Ms. Dowd says she is noticing a trend that successful men become involved with young women whose job it is to take care of them in some way. This trend is echoed in the plot lines of recent films in which men think the ideal woman is their secretary, flight attendant or maid, rather than the female partner in the firm. The question is whether these narratives reflect reality. Ms. Dowd writes, “art is imitating life, turning women who seek equality into selfish narcissists and objects of rejection, rather than affection.”
A recent study by Dr. Stephanie Brown at the University of Michigan seems to provide some empirical support for such a claim.

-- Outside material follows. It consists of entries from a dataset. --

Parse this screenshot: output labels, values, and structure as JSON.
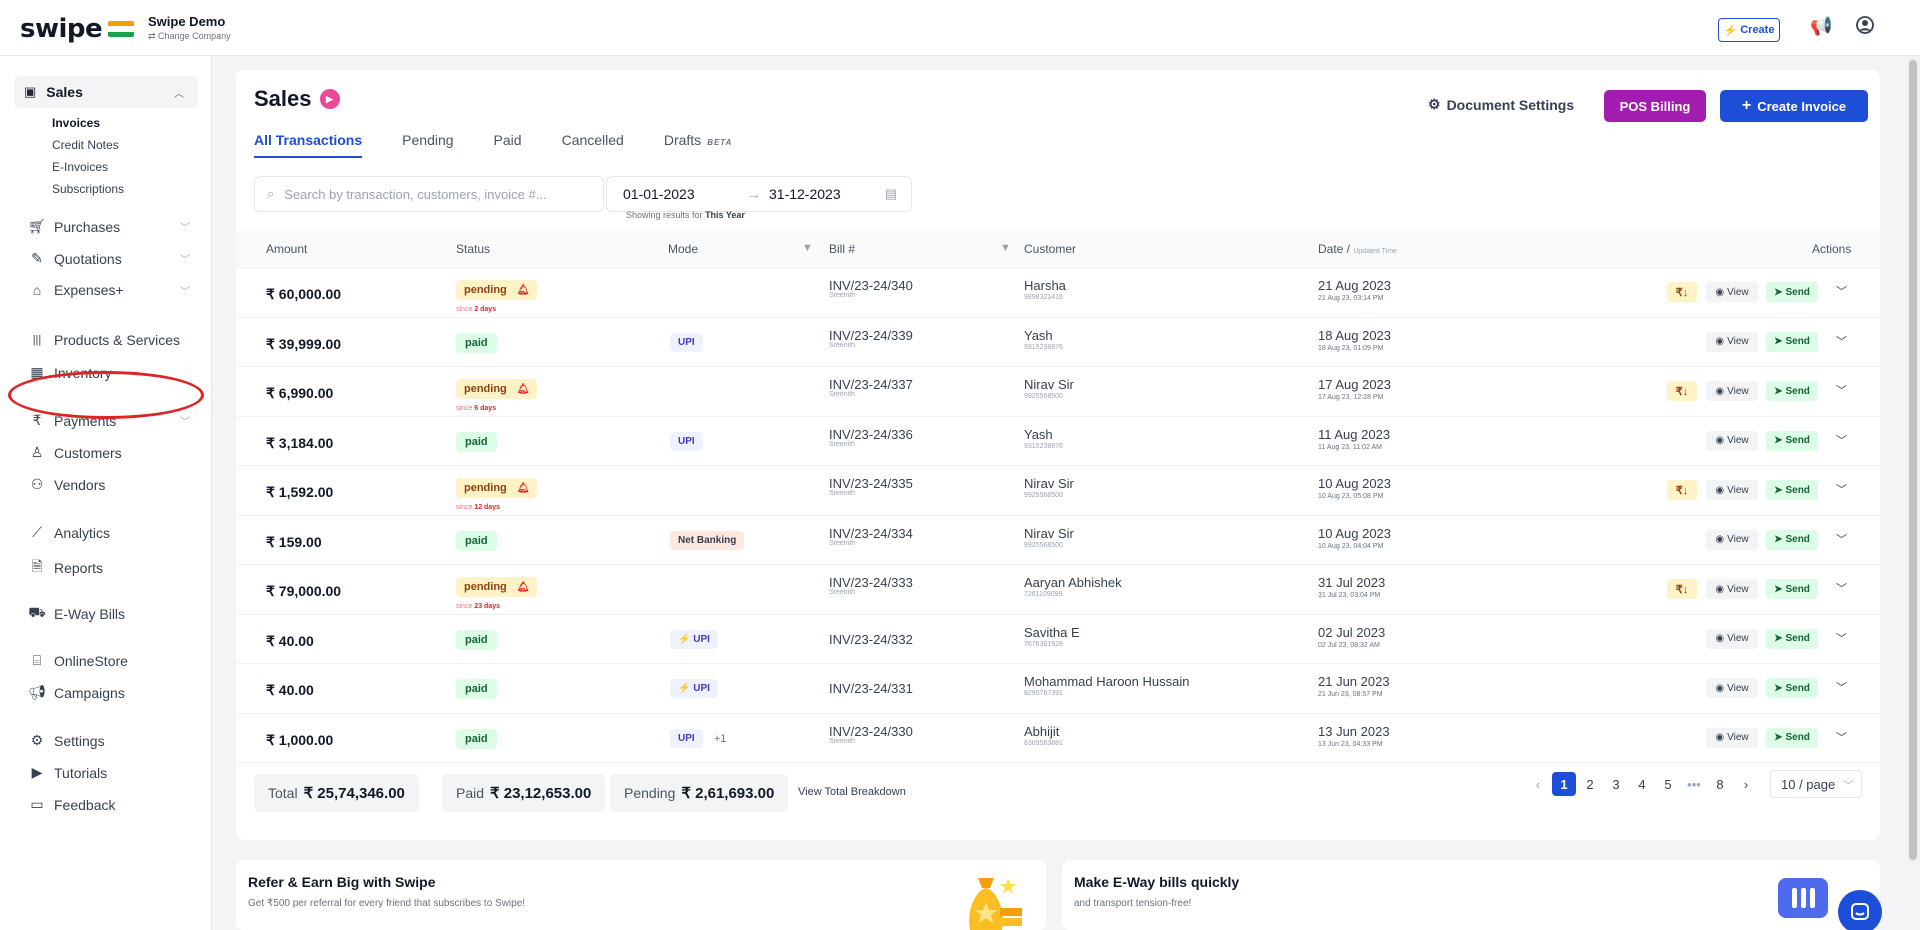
{
  "app": {
    "brand": "swipe",
    "company_name": "Swipe Demo",
    "change_company": "⇄ Change Company",
    "create_label": "Create"
  },
  "sidebar": {
    "sales": {
      "label": "Sales",
      "sub_items": [
        "Invoices",
        "Credit Notes",
        "E-Invoices",
        "Subscriptions"
      ]
    },
    "items": [
      {
        "label": "Purchases",
        "icon": "cart-icon",
        "has_chevron": true
      },
      {
        "label": "Quotations",
        "icon": "pen-icon",
        "has_chevron": true
      },
      {
        "label": "Expenses+",
        "icon": "tag-icon",
        "has_chevron": true
      },
      {
        "label": "Products & Services",
        "icon": "barcode-icon",
        "has_chevron": false
      },
      {
        "label": "Inventory",
        "icon": "warehouse-icon",
        "has_chevron": false
      },
      {
        "label": "Payments",
        "icon": "rupee-icon",
        "has_chevron": true
      },
      {
        "label": "Customers",
        "icon": "user-icon",
        "has_chevron": false
      },
      {
        "label": "Vendors",
        "icon": "users-icon",
        "has_chevron": false
      },
      {
        "label": "Analytics",
        "icon": "chart-icon",
        "has_chevron": false
      },
      {
        "label": "Reports",
        "icon": "report-icon",
        "has_chevron": false
      },
      {
        "label": "E-Way Bills",
        "icon": "truck-icon",
        "has_chevron": false
      },
      {
        "label": "OnlineStore",
        "icon": "store-icon",
        "has_chevron": false
      },
      {
        "label": "Campaigns",
        "icon": "megaphone-icon",
        "has_chevron": false
      },
      {
        "label": "Settings",
        "icon": "gear-icon",
        "has_chevron": false
      },
      {
        "label": "Tutorials",
        "icon": "youtube-icon",
        "has_chevron": false
      },
      {
        "label": "Feedback",
        "icon": "feedback-icon",
        "has_chevron": false
      }
    ]
  },
  "main": {
    "title": "Sales",
    "tabs": [
      "All Transactions",
      "Pending",
      "Paid",
      "Cancelled",
      "Drafts"
    ],
    "beta_label": "BETA",
    "document_settings": "Document Settings",
    "pos_billing": "POS Billing",
    "create_invoice": "Create Invoice",
    "search_placeholder": "Search by transaction, customers, invoice #...",
    "date_from": "01-01-2023",
    "date_to": "31-12-2023",
    "showing_prefix": "Showing results for",
    "showing_period": "This Year",
    "columns": [
      "Amount",
      "Status",
      "Mode",
      "Bill #",
      "Customer",
      "Date /",
      "Updated Time",
      "Actions"
    ],
    "view_label": "View",
    "send_label": "Send"
  },
  "rows": [
    {
      "amount": "₹ 60,000.00",
      "status": "pending",
      "since_prefix": "since",
      "since": "2 days",
      "mode": "",
      "mode_extra": "",
      "bill": "INV/23-24/340",
      "bill_sub": "Sreenith",
      "customer": "Harsha",
      "customer_phone": "9898321416",
      "date": "21 Aug 2023",
      "date_sub": "21 Aug 23, 03:14 PM",
      "rupee_action": "₹↓"
    },
    {
      "amount": "₹ 39,999.00",
      "status": "paid",
      "since_prefix": "",
      "since": "",
      "mode": "UPI",
      "mode_extra": "",
      "bill": "INV/23-24/339",
      "bill_sub": "Sreenith",
      "customer": "Yash",
      "customer_phone": "9315238876",
      "date": "18 Aug 2023",
      "date_sub": "18 Aug 23, 01:09 PM",
      "rupee_action": ""
    },
    {
      "amount": "₹ 6,990.00",
      "status": "pending",
      "since_prefix": "since",
      "since": "6 days",
      "mode": "",
      "mode_extra": "",
      "bill": "INV/23-24/337",
      "bill_sub": "Sreenith",
      "customer": "Nirav Sir",
      "customer_phone": "9925568500",
      "date": "17 Aug 2023",
      "date_sub": "17 Aug 23, 12:28 PM",
      "rupee_action": "₹↓"
    },
    {
      "amount": "₹ 3,184.00",
      "status": "paid",
      "since_prefix": "",
      "since": "",
      "mode": "UPI",
      "mode_extra": "",
      "bill": "INV/23-24/336",
      "bill_sub": "Sreenith",
      "customer": "Yash",
      "customer_phone": "9315238876",
      "date": "11 Aug 2023",
      "date_sub": "11 Aug 23, 11:02 AM",
      "rupee_action": ""
    },
    {
      "amount": "₹ 1,592.00",
      "status": "pending",
      "since_prefix": "since",
      "since": "12 days",
      "mode": "",
      "mode_extra": "",
      "bill": "INV/23-24/335",
      "bill_sub": "Sreenith",
      "customer": "Nirav Sir",
      "customer_phone": "9925568500",
      "date": "10 Aug 2023",
      "date_sub": "10 Aug 23, 05:08 PM",
      "rupee_action": "₹↓"
    },
    {
      "amount": "₹ 159.00",
      "status": "paid",
      "since_prefix": "",
      "since": "",
      "mode": "Net Banking",
      "mode_extra": "",
      "bill": "INV/23-24/334",
      "bill_sub": "Sreenith",
      "customer": "Nirav Sir",
      "customer_phone": "9925568500",
      "date": "10 Aug 2023",
      "date_sub": "10 Aug 23, 04:04 PM",
      "rupee_action": ""
    },
    {
      "amount": "₹ 79,000.00",
      "status": "pending",
      "since_prefix": "since",
      "since": "23 days",
      "mode": "",
      "mode_extra": "",
      "bill": "INV/23-24/333",
      "bill_sub": "Sreenith",
      "customer": "Aaryan Abhishek",
      "customer_phone": "7261109099",
      "date": "31 Jul 2023",
      "date_sub": "31 Jul 23, 03:04 PM",
      "rupee_action": "₹↓"
    },
    {
      "amount": "₹ 40.00",
      "status": "paid",
      "since_prefix": "",
      "since": "",
      "mode": "⚡ UPI",
      "mode_extra": "",
      "bill": "INV/23-24/332",
      "bill_sub": "",
      "customer": "Savitha E",
      "customer_phone": "7676361928",
      "date": "02 Jul 2023",
      "date_sub": "02 Jul 23, 08:32 AM",
      "rupee_action": ""
    },
    {
      "amount": "₹ 40.00",
      "status": "paid",
      "since_prefix": "",
      "since": "",
      "mode": "⚡ UPI",
      "mode_extra": "",
      "bill": "INV/23-24/331",
      "bill_sub": "",
      "customer": "Mohammad Haroon Hussain",
      "customer_phone": "8290767391",
      "date": "21 Jun 2023",
      "date_sub": "21 Jun 23, 08:57 PM",
      "rupee_action": ""
    },
    {
      "amount": "₹ 1,000.00",
      "status": "paid",
      "since_prefix": "",
      "since": "",
      "mode": "UPI",
      "mode_extra": "+1",
      "bill": "INV/23-24/330",
      "bill_sub": "Sreenith",
      "customer": "Abhijit",
      "customer_phone": "6309563881",
      "date": "13 Jun 2023",
      "date_sub": "13 Jun 23, 04:33 PM",
      "rupee_action": ""
    }
  ],
  "totals": {
    "total_label": "Total",
    "total_value": "₹ 25,74,346.00",
    "paid_label": "Paid",
    "paid_value": "₹ 23,12,653.00",
    "pending_label": "Pending",
    "pending_value": "₹ 2,61,693.00",
    "breakdown": "View Total Breakdown"
  },
  "pagination": {
    "pages": [
      "1",
      "2",
      "3",
      "4",
      "5",
      "•••",
      "8"
    ],
    "current": "1",
    "per_page": "10 / page"
  },
  "promos": [
    {
      "title": "Refer & Earn Big with Swipe",
      "subtitle": "Get ₹500 per referral for every friend that subscribes to Swipe!"
    },
    {
      "title": "Make E-Way bills quickly",
      "subtitle": "and transport tension-free!"
    }
  ],
  "colors": {
    "accent": "#1d4ed8",
    "pos": "#a21caf",
    "pending_bg": "#fef3c7",
    "paid_bg": "#dcfce7",
    "annotation_circle": "#dc2626"
  }
}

Dr. Brown summarized her findings as follows, “powerful women are at a disadvantage in the marriage market because men may prefer to marry less-accomplished women.” The reason given for this is “evolutionary pressures on males to take steps to minimize the risk of raising offspring that are not their own.” According to Dr. Brown, men believe that women who are highly educated and professionally successful are more likely to have extra-marital affairs.

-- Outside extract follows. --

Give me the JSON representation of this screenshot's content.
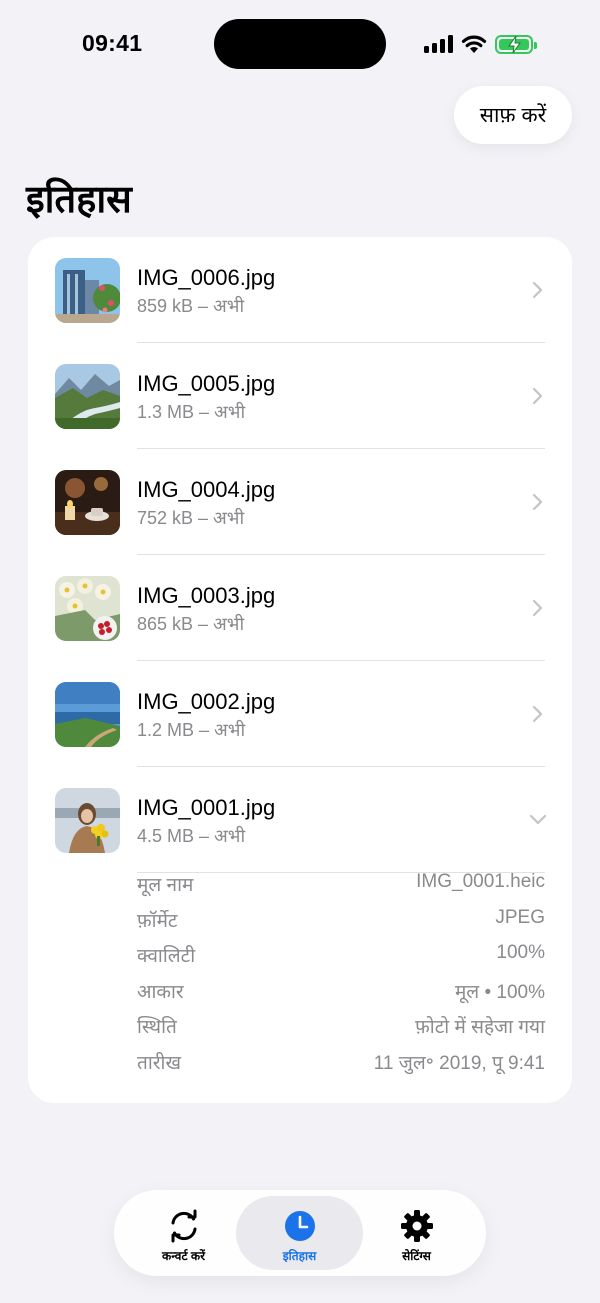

Now, the sample size in this particular study is extremely small (120 male undergraduates) and ultimately inconclusive, in my opinion. But, the study’s results are supported by a second study at four British universities which also suggests that intelligent men with challenging jobs prefer “old-fashioned wives, like their mums” instead of women who are their equals. The British study indicated that high I.Q. decreases a woman’s chance for marriage by as much as 40% for every 16 point rise, while high I.Q. increases marriage prospects for men.
Ms. Dowd’s piece conflates several issues, which I think are quite distinct: intelligence, professional success, and caretaking. It is obviously problematic to equate a lack of professional ambition with minimal intelligence or to judge a successul career as the disinclination to make a home and nurture. Still, the basic conclusion is that a man would rather marry a subordinate. Where do Mormon men come down on this? Of course, we know that LDS women are counseled not to postpone marriage or childbearing and to stay home with their children once they come, so it is perhaps rare that single LDS women are in the law firm, board room, or science labs in the first place. But, to the extent that they are, or could be, what do Mormon men think? How do you actually feel about dating and marrying your intellectual or professional equals? Perhaps all of you happily married men out there believe that you and your spouse are equally yoked where native intelligence is concerned.
But, what if your wife were better educated than you?
What if your wife consistently made more money than you or had a more prestigious position than you?
When you were dating (or if you still are) were (are) you attracted to women who had (have) ambitious professional goals?
Is intellectual parity less threatening than professional parity? If so, why?
The study suggests that “expressions of vulnerablity enhance female attractiveness.” Is this more true, less true or not true for Mormon men as a group?